## TASK ITEM
Print out the data below in full and exactly, skipping the pictures.

*** Opening of DATA EXCERPTS ***

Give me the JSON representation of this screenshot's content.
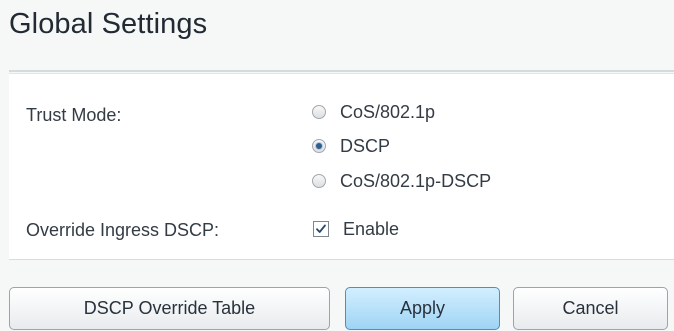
{
  "page": {
    "title": "Global Settings"
  },
  "trust_mode": {
    "label": "Trust Mode:",
    "selected": "DSCP",
    "options": [
      {
        "label": "CoS/802.1p",
        "checked": false
      },
      {
        "label": "DSCP",
        "checked": true
      },
      {
        "label": "CoS/802.1p-DSCP",
        "checked": false
      }
    ]
  },
  "override_ingress": {
    "label": "Override Ingress DSCP:",
    "checkbox_label": "Enable",
    "checked": true
  },
  "buttons": {
    "override_table": "DSCP Override Table",
    "apply": "Apply",
    "cancel": "Cancel"
  },
  "colors": {
    "selected_radio": "#2f5d8c",
    "apply_button": "#9fd4f4",
    "checkmark": "#24476b"
  }
}
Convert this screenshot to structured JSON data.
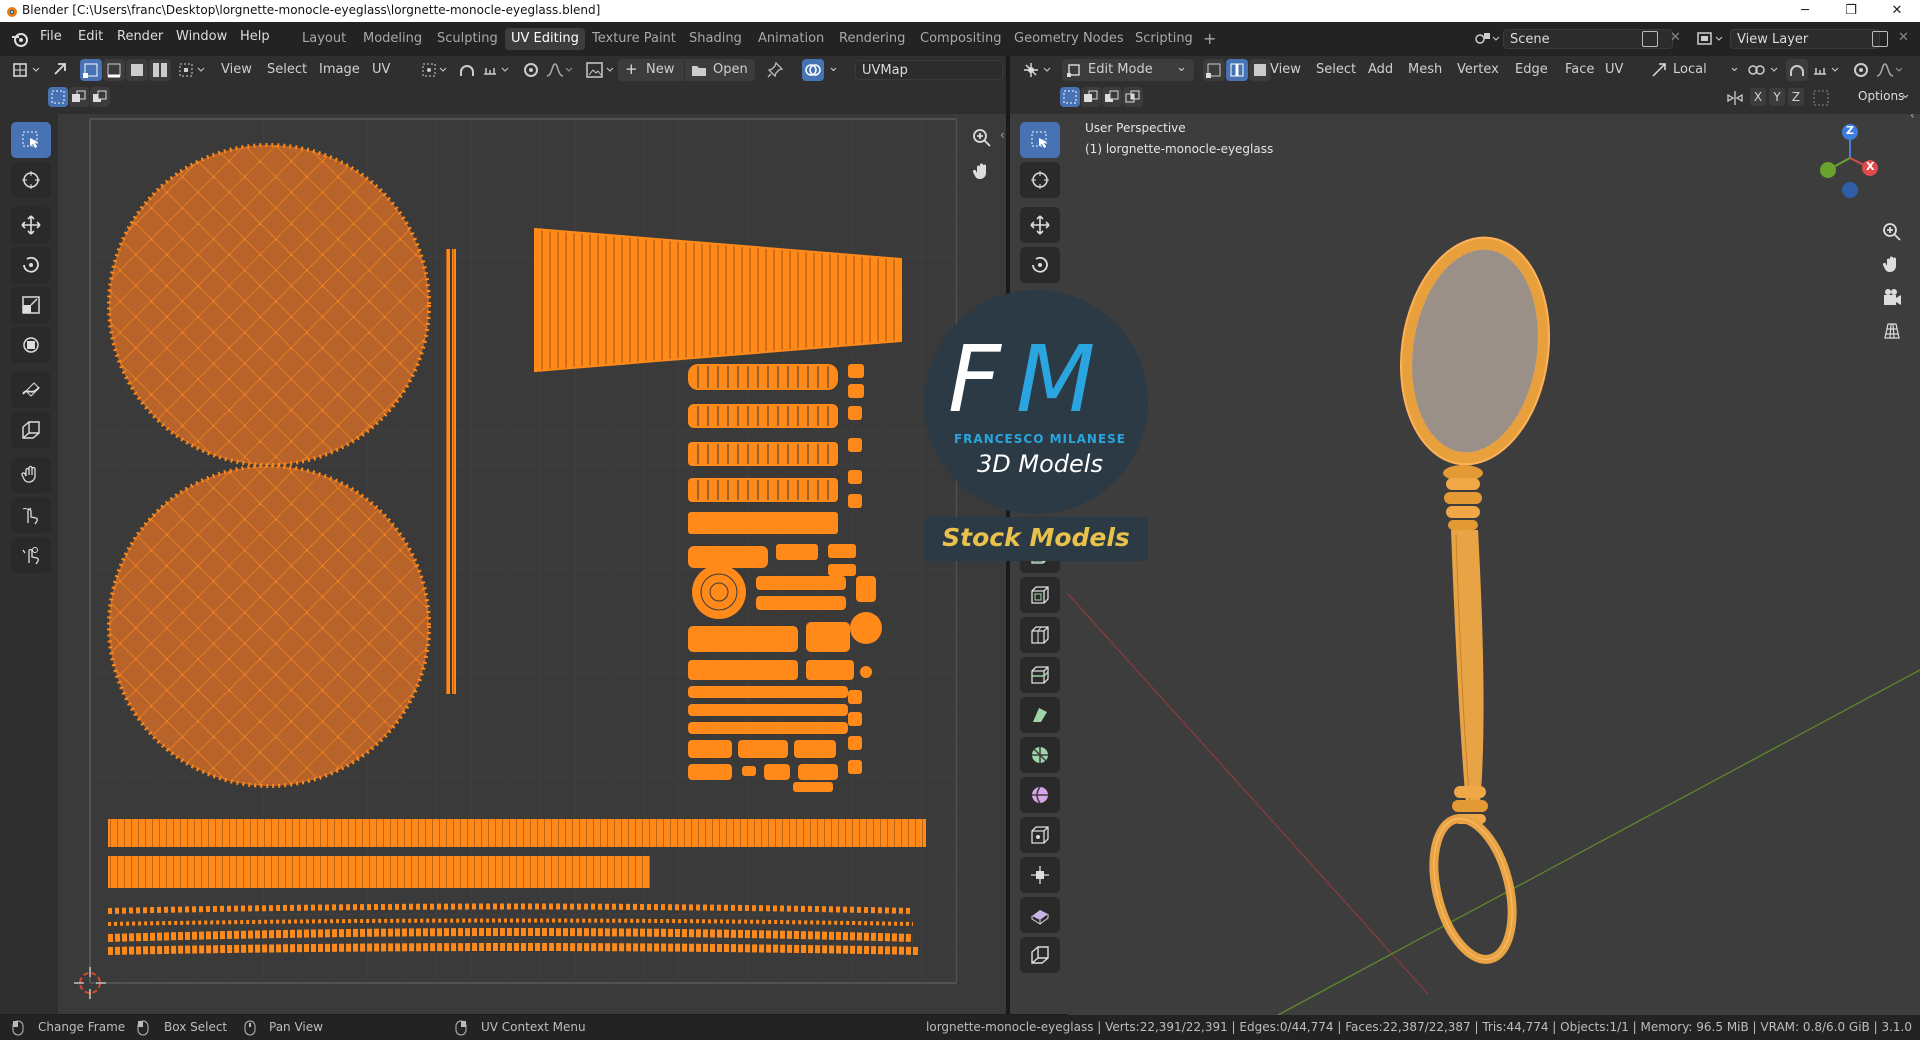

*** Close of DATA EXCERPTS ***

## SOLVED PROBLEM
Give me the JSON representation of this screenshot's content.
{
  "page": {
    "title": "Global Settings"
  },
  "trust_mode": {
    "label": "Trust Mode:",
    "selected": "DSCP",
    "options": [
      {
        "label": "CoS/802.1p",
        "checked": false
      },
      {
        "label": "DSCP",
        "checked": true
      },
      {
        "label": "CoS/802.1p-DSCP",
        "checked": false
      }
    ]
  },
  "override_ingress": {
    "label": "Override Ingress DSCP:",
    "checkbox_label": "Enable",
    "checked": true
  },
  "buttons": {
    "override_table": "DSCP Override Table",
    "apply": "Apply",
    "cancel": "Cancel"
  },
  "colors": {
    "selected_radio": "#2f5d8c",
    "apply_button": "#9fd4f4",
    "checkmark": "#24476b"
  }
}
Convert this screenshot to structured JSON data.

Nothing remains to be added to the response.